■ **TASK TO COMPLETE**
Only an exact, line-for-line copy of the data will serve as the answer.

■ **App and web page records**
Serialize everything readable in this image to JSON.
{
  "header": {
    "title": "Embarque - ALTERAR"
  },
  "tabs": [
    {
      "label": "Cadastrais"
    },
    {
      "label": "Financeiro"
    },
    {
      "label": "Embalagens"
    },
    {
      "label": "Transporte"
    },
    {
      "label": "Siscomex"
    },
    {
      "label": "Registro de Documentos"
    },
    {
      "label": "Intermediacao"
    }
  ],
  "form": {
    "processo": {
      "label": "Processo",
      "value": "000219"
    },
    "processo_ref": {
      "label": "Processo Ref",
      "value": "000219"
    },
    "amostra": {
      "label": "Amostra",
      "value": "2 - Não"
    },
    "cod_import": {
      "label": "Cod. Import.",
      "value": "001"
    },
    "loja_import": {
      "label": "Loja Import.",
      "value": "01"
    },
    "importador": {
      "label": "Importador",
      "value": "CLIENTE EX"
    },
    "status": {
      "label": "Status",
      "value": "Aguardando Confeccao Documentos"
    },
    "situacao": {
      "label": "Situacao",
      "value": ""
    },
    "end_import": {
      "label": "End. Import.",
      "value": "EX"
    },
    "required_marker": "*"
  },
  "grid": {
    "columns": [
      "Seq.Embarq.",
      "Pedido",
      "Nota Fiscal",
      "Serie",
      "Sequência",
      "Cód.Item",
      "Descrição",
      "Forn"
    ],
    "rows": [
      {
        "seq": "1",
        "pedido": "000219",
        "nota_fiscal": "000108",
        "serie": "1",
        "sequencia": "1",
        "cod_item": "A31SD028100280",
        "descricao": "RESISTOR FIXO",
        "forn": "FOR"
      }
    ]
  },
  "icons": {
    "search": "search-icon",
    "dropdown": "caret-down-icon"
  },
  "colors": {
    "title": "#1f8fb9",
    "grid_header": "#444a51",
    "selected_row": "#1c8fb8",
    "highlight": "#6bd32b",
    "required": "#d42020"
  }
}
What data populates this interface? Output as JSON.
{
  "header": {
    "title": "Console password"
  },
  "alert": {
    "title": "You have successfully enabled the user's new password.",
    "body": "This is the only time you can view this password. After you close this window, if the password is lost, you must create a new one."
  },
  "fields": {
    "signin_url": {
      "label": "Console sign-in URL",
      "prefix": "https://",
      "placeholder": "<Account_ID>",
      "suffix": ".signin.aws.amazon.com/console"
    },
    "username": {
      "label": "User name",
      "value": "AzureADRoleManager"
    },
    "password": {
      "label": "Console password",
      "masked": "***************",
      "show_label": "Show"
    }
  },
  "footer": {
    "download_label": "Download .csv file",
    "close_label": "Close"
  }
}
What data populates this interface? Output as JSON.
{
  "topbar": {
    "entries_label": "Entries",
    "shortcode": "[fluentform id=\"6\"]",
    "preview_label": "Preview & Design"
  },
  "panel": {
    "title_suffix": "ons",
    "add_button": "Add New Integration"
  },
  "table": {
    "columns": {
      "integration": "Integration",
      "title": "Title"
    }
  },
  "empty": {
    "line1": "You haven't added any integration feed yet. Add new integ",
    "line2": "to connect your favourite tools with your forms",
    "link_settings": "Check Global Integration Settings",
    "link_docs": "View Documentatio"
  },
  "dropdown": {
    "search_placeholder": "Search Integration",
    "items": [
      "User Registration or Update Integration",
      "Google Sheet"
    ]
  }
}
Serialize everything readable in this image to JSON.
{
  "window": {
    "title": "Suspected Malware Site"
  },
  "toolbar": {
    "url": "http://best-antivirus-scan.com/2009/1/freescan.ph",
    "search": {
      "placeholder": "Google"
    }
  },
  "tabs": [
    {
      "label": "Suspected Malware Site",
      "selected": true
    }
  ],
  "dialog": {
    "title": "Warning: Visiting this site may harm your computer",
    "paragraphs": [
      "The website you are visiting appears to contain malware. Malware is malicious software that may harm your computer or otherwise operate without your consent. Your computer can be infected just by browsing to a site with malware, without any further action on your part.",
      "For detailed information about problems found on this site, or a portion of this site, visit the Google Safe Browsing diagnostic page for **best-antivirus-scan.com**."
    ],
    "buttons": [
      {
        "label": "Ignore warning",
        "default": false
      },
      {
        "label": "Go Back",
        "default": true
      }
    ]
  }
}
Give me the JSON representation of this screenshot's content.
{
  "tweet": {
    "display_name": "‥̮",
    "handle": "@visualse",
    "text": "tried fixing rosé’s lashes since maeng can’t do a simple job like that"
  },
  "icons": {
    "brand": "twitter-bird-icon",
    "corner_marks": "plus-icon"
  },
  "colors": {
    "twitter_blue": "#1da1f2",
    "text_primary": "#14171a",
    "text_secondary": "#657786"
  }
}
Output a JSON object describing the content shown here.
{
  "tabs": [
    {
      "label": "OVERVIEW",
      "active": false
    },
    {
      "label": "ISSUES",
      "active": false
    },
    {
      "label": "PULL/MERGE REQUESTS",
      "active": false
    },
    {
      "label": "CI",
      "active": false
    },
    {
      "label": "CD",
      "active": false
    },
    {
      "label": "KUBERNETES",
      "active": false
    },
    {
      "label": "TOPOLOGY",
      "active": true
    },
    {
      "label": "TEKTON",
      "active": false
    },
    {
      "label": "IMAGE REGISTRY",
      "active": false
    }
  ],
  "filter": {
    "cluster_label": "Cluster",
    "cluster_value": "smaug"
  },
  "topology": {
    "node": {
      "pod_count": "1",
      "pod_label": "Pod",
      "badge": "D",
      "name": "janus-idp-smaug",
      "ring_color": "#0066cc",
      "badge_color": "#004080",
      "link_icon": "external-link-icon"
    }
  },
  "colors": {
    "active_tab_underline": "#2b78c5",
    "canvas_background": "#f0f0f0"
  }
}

■ **TASK RESULT**
Serialize everything readable in this image to JSON.
{
  "header": {
    "title": "Embarque - ALTERAR"
  },
  "tabs": [
    {
      "label": "Cadastrais"
    },
    {
      "label": "Financeiro"
    },
    {
      "label": "Embalagens"
    },
    {
      "label": "Transporte"
    },
    {
      "label": "Siscomex"
    },
    {
      "label": "Registro de Documentos"
    },
    {
      "label": "Intermediacao"
    }
  ],
  "form": {
    "processo": {
      "label": "Processo",
      "value": "000219"
    },
    "processo_ref": {
      "label": "Processo Ref",
      "value": "000219"
    },
    "amostra": {
      "label": "Amostra",
      "value": "2 - Não"
    },
    "cod_import": {
      "label": "Cod. Import.",
      "value": "001"
    },
    "loja_import": {
      "label": "Loja Import.",
      "value": "01"
    },
    "importador": {
      "label": "Importador",
      "value": "CLIENTE EX"
    },
    "status": {
      "label": "Status",
      "value": "Aguardando Confeccao Documentos"
    },
    "situacao": {
      "label": "Situacao",
      "value": ""
    },
    "end_import": {
      "label": "End. Import.",
      "value": "EX"
    },
    "required_marker": "*"
  },
  "grid": {
    "columns": [
      "Seq.Embarq.",
      "Pedido",
      "Nota Fiscal",
      "Serie",
      "Sequência",
      "Cód.Item",
      "Descrição",
      "Forn"
    ],
    "rows": [
      {
        "seq": "1",
        "pedido": "000219",
        "nota_fiscal": "000108",
        "serie": "1",
        "sequencia": "1",
        "cod_item": "A31SD028100280",
        "descricao": "RESISTOR FIXO",
        "forn": "FOR"
      }
    ]
  },
  "icons": {
    "search": "search-icon",
    "dropdown": "caret-down-icon"
  },
  "colors": {
    "title": "#1f8fb9",
    "grid_header": "#444a51",
    "selected_row": "#1c8fb8",
    "highlight": "#6bd32b",
    "required": "#d42020"
  }
}
What data populates this interface? Output as JSON.
{
  "header": {
    "title": "Console password"
  },
  "alert": {
    "title": "You have successfully enabled the user's new password.",
    "body": "This is the only time you can view this password. After you close this window, if the password is lost, you must create a new one."
  },
  "fields": {
    "signin_url": {
      "label": "Console sign-in URL",
      "prefix": "https://",
      "placeholder": "<Account_ID>",
      "suffix": ".signin.aws.amazon.com/console"
    },
    "username": {
      "label": "User name",
      "value": "AzureADRoleManager"
    },
    "password": {
      "label": "Console password",
      "masked": "***************",
      "show_label": "Show"
    }
  },
  "footer": {
    "download_label": "Download .csv file",
    "close_label": "Close"
  }
}
What data populates this interface? Output as JSON.
{
  "topbar": {
    "entries_label": "Entries",
    "shortcode": "[fluentform id=\"6\"]",
    "preview_label": "Preview & Design"
  },
  "panel": {
    "title_suffix": "ons",
    "add_button": "Add New Integration"
  },
  "table": {
    "columns": {
      "integration": "Integration",
      "title": "Title"
    }
  },
  "empty": {
    "line1": "You haven't added any integration feed yet. Add new integ",
    "line2": "to connect your favourite tools with your forms",
    "link_settings": "Check Global Integration Settings",
    "link_docs": "View Documentatio"
  },
  "dropdown": {
    "search_placeholder": "Search Integration",
    "items": [
      "User Registration or Update Integration",
      "Google Sheet"
    ]
  }
}
Serialize everything readable in this image to JSON.
{
  "window": {
    "title": "Suspected Malware Site"
  },
  "toolbar": {
    "url": "http://best-antivirus-scan.com/2009/1/freescan.ph",
    "search": {
      "placeholder": "Google"
    }
  },
  "tabs": [
    {
      "label": "Suspected Malware Site",
      "selected": true
    }
  ],
  "dialog": {
    "title": "Warning: Visiting this site may harm your computer",
    "paragraphs": [
      "The website you are visiting appears to contain malware. Malware is malicious software that may harm your computer or otherwise operate without your consent. Your computer can be infected just by browsing to a site with malware, without any further action on your part.",
      "For detailed information about problems found on this site, or a portion of this site, visit the Google Safe Browsing diagnostic page for **best-antivirus-scan.com**."
    ],
    "buttons": [
      {
        "label": "Ignore warning",
        "default": false
      },
      {
        "label": "Go Back",
        "default": true
      }
    ]
  }
}
Give me the JSON representation of this screenshot's content.
{
  "tweet": {
    "display_name": "‥̮",
    "handle": "@visualse",
    "text": "tried fixing rosé’s lashes since maeng can’t do a simple job like that"
  },
  "icons": {
    "brand": "twitter-bird-icon",
    "corner_marks": "plus-icon"
  },
  "colors": {
    "twitter_blue": "#1da1f2",
    "text_primary": "#14171a",
    "text_secondary": "#657786"
  }
}
Output a JSON object describing the content shown here.
{
  "tabs": [
    {
      "label": "OVERVIEW",
      "active": false
    },
    {
      "label": "ISSUES",
      "active": false
    },
    {
      "label": "PULL/MERGE REQUESTS",
      "active": false
    },
    {
      "label": "CI",
      "active": false
    },
    {
      "label": "CD",
      "active": false
    },
    {
      "label": "KUBERNETES",
      "active": false
    },
    {
      "label": "TOPOLOGY",
      "active": true
    },
    {
      "label": "TEKTON",
      "active": false
    },
    {
      "label": "IMAGE REGISTRY",
      "active": false
    }
  ],
  "filter": {
    "cluster_label": "Cluster",
    "cluster_value": "smaug"
  },
  "topology": {
    "node": {
      "pod_count": "1",
      "pod_label": "Pod",
      "badge": "D",
      "name": "janus-idp-smaug",
      "ring_color": "#0066cc",
      "badge_color": "#004080",
      "link_icon": "external-link-icon"
    }
  },
  "colors": {
    "active_tab_underline": "#2b78c5",
    "canvas_background": "#f0f0f0"
  }
}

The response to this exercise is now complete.